Here is a simple application. Should you or shouldn't you accept your friend's invitation for dinner tonight? You want to, but you're so tired from a long day's work, and the truth is you don't much like that new obnoxious boyfriend of hers who is sure to be there. You could just blow it off. You could stay home and curl up with your cat.

When in doubt, do the positive. Just say yes. The positive is always: action. Never stagnation. The positive argues for courage, and courage encourages growth.

I have gotten to like more of my friends' obnoxious boyfriends with this rule. Also, what about that new job offer? But it's so . . . scary. (Do it!) That crazy idea you had to learn to play the violin? But you're so . . . old. (Do it!) Here's a tricky one: Should you eat that bowl of ice cream or stay on your diet? "The positive" inevitably involves some judgment calls, but, all in all, I've found that my mom's rule makes easier work of life's dilemmas.

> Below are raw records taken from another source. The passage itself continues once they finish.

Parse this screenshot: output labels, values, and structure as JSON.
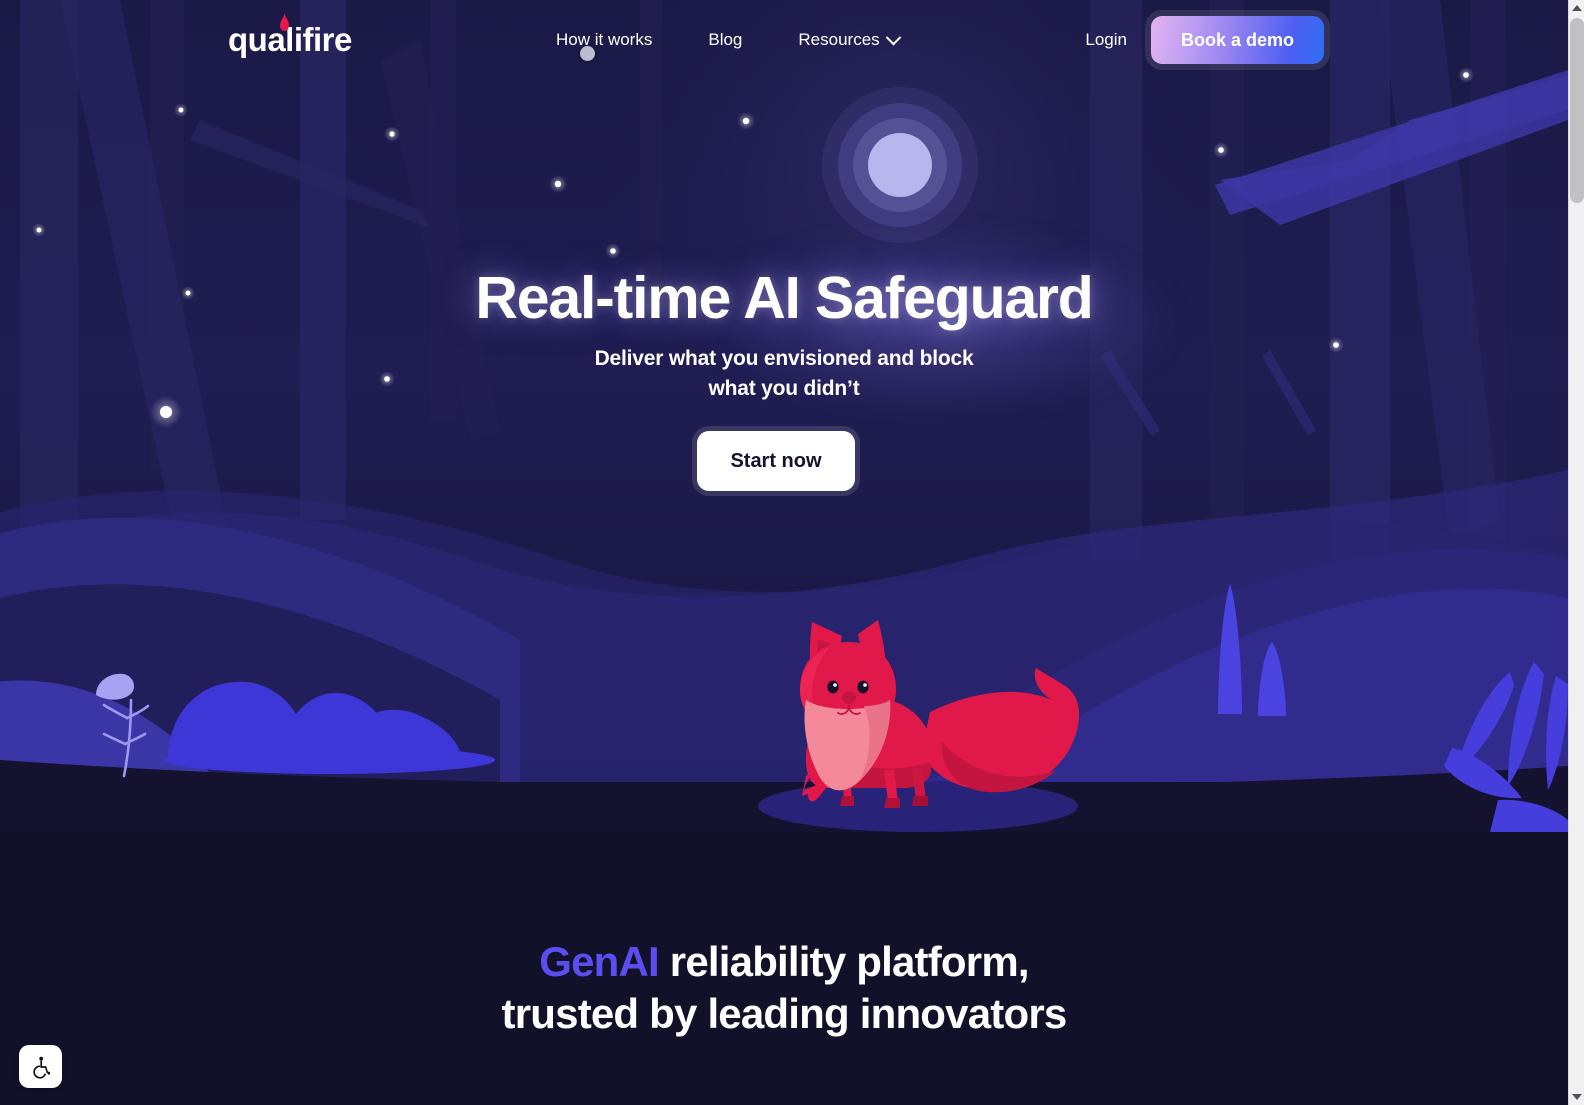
{
  "site": {
    "logo_text": "qualifire",
    "logo_icon": "flame-dot"
  },
  "header": {
    "nav": [
      {
        "label": "How it works",
        "icon": null
      },
      {
        "label": "Blog",
        "icon": null
      },
      {
        "label": "Resources",
        "icon": "chevron-down-icon"
      }
    ],
    "login_label": "Login",
    "demo_label": "Book a demo"
  },
  "hero": {
    "headline": "Real-time AI Safeguard",
    "subhead_line1": "Deliver what you envisioned and block",
    "subhead_line2": "what you didn’t",
    "cta_label": "Start now",
    "illustration": "night-forest-with-fox"
  },
  "section2": {
    "title_accent": "GenAI",
    "title_rest": " reliability platform,",
    "title_line2": "trusted by leading innovators"
  },
  "accessibility": {
    "icon": "wheelchair-accessibility-icon",
    "label": "Accessibility options"
  },
  "scrollbar": {
    "up_icon": "scroll-up-arrow-icon",
    "down_icon": "scroll-down-arrow-icon"
  },
  "colors": {
    "accent_purple": "#5b4ef0",
    "brand_red": "#e8174b",
    "hero_sky": "#1d1b4c",
    "section_bg": "#12112a",
    "cta_bg": "#ffffff",
    "demo_gradient_from": "#e3b4f0",
    "demo_gradient_to": "#2f6df5",
    "fox_body": "#e01a45",
    "fox_belly": "#f4899a",
    "moon_core": "#b9b6ee"
  }
}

Problem is, I don't always think of it. This is the delicate way of adages and other wise sayings, whether they come from ancient holy books or dead poets or regular old moms. They sit there, ready to guide your life, but first you have to call them up. It's not always so automatic. At least it sure wasn't yesterday, when I found myself all tangled up in a quandary.

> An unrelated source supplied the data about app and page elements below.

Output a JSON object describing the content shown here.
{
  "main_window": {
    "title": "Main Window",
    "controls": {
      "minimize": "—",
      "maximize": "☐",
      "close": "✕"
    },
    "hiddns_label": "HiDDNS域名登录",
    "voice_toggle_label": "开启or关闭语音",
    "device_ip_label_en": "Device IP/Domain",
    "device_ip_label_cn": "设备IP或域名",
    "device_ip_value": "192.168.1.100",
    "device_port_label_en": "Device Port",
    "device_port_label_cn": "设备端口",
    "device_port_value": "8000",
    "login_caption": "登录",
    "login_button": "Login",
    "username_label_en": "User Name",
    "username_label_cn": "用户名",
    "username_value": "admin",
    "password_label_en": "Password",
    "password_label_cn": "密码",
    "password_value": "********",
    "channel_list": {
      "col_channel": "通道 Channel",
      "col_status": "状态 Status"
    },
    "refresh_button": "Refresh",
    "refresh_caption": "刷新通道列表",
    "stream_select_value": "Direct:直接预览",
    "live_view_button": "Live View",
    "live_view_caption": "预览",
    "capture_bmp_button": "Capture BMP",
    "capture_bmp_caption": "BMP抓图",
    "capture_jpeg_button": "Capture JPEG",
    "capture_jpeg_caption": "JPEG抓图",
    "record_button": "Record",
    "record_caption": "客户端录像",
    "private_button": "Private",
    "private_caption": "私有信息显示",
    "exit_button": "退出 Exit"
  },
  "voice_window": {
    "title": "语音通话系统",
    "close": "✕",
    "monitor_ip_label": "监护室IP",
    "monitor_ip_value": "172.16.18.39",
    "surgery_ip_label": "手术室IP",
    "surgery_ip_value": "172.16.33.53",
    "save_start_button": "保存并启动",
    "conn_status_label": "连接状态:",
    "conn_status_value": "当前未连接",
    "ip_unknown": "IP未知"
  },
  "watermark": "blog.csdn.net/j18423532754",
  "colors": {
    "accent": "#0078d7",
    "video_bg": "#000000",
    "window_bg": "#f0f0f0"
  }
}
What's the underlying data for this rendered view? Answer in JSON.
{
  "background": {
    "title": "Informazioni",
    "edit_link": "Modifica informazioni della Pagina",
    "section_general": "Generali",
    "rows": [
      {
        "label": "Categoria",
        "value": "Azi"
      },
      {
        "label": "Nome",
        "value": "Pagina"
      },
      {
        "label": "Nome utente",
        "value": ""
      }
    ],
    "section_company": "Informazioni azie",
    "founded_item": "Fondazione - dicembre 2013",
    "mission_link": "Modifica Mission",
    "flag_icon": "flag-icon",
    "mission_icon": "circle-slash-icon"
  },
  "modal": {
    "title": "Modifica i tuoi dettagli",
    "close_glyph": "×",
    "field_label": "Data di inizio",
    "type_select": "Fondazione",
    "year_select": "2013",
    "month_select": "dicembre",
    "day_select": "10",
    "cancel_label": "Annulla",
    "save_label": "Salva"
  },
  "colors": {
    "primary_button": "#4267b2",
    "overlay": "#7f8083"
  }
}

Should I or shouldn't I call Dan, my carpenter, on the eve of his daughter's surgery? Should I call him and say, um, "Good luck"? If Dan were just a regular old friend, this would be easy. I'd bake a casserole -- or buy one -- and have it waiting in the fridge with a note. Or I'd go with him to the hospital and sit in the waiting room. It would depend on the nature of the friendship, of course. But how personal do you get with a person who is in your employment? Where is the line? The thing that kept going through my mind was, well, he has a close-knit family, and I don't want to get in the way. The last thing he needs to think about is some customer who's been fretting over the roofline of the new porch he's about to build. I worried that if I called him to express my good wishes, he'd think maybe I was really just calling for more roofline advice or, worse, to nag him to get the plans done.

Better to steer clear, allow him his family time, uninterrupted. That's what I decided was the right thing to do. In times of strain it's easiest on people to maintain clean boundaries. One less mess to worry about. This is what I decided was right and good, in one breath, and then in the next: But this is Dan! This is the man my children call "Uncle Dan" and whose children come to ride our pony. This is the man who spent nearly every day last summer renovating our kitchen, and then, when he fell off a customer's roof last winter, resulting in several crushed bones, we all rallied and took up a collection to help his family through the tough financial times.

Truth was, I was worried about his daughter. This was a serious operation. I was worried about his wife, his son. Did it matter? I'm just a customer. This wasn't about me. Why would I call them to say that I cared? Who cared if I cared?

My conscience was thus tied into a tight little knot -- until the next evening. The surgery had been that morning. My chance to call with good wishes had well passed.

Then my mom called. I already knew what she wanted: to talk about whether or not to make the five-hour trek to visit me next week. She'd been fretting over this one. She'd been feeling so rickety. Would she be able to make the trip? She wanted to see my garden so badly.

"Mom!" I said, as if to silence her. "When in doubt, do the positive."

Duh. I think it hit us both with a thud -- a brainstorm we'd simply forgotten about. Funny that even the person who came up with the adage in the first place couldn't call it up when needed. So, my mom decided to come. And I decided I should have called Dan. Who doesn't want to know that people care? It was so simple.

So now here it is, morning. I'm just getting out of the shower to find a message on my machine from Dan. He's calling with a porch question, and news that "everything went well yesterday."

I call him back immediately. "That's great news!" I say, thanking him for the update. And now, should I tell him this, or shouldn't I? It's a small thing, no big deal, but too corny? "Listen," I say, finally. "I was praying for her all day."

Jeanne Marie Laskas's e-mail address is post@jmlaskas.com.